Interface dataset entries:
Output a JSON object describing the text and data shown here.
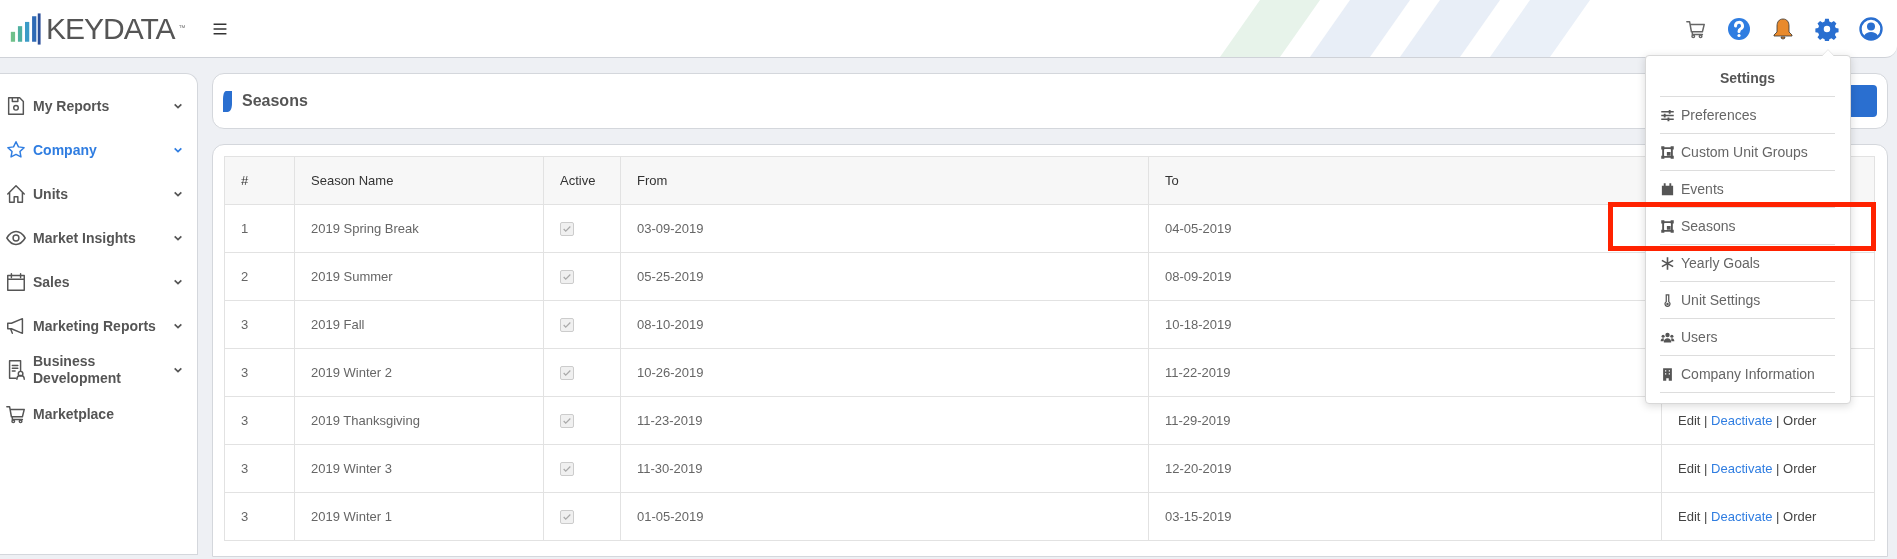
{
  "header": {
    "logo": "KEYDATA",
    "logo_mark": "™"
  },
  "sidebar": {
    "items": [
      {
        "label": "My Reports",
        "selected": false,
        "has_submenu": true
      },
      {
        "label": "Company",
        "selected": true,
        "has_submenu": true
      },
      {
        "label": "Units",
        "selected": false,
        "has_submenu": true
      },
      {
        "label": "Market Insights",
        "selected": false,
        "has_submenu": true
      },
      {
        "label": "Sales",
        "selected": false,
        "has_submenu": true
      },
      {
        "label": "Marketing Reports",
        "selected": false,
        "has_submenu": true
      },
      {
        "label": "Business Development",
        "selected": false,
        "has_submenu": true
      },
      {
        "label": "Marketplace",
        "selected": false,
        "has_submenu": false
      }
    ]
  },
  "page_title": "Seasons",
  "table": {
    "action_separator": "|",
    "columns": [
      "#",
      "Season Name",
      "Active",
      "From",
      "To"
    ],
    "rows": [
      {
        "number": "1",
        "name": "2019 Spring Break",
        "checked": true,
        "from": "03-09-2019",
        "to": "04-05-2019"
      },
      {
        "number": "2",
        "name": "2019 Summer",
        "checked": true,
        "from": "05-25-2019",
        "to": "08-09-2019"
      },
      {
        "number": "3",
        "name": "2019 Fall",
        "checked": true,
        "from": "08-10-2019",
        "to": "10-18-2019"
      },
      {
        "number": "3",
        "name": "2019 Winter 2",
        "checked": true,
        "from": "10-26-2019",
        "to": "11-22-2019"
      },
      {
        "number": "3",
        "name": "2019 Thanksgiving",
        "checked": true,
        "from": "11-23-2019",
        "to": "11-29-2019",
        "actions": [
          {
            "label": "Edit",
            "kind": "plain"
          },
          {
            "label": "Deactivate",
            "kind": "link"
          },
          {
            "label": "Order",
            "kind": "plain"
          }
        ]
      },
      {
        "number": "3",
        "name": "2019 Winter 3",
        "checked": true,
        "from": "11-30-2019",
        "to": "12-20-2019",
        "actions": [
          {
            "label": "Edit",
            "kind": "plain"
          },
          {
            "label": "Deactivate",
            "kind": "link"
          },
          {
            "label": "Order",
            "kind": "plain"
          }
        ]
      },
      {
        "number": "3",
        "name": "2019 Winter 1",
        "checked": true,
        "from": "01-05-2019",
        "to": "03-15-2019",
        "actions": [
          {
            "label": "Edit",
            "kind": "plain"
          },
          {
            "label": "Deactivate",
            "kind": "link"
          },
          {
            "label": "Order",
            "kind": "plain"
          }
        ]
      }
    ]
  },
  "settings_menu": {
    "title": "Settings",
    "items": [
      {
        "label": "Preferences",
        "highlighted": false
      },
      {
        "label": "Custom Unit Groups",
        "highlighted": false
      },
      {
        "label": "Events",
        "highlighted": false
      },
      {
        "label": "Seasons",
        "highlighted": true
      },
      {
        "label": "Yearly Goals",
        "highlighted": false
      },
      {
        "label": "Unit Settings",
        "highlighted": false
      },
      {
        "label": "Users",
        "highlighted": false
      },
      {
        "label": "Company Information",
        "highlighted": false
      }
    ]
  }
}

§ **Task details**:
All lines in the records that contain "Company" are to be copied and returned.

§ **Solution to this task**:
        "label": "Company",
        "label": "Company Information",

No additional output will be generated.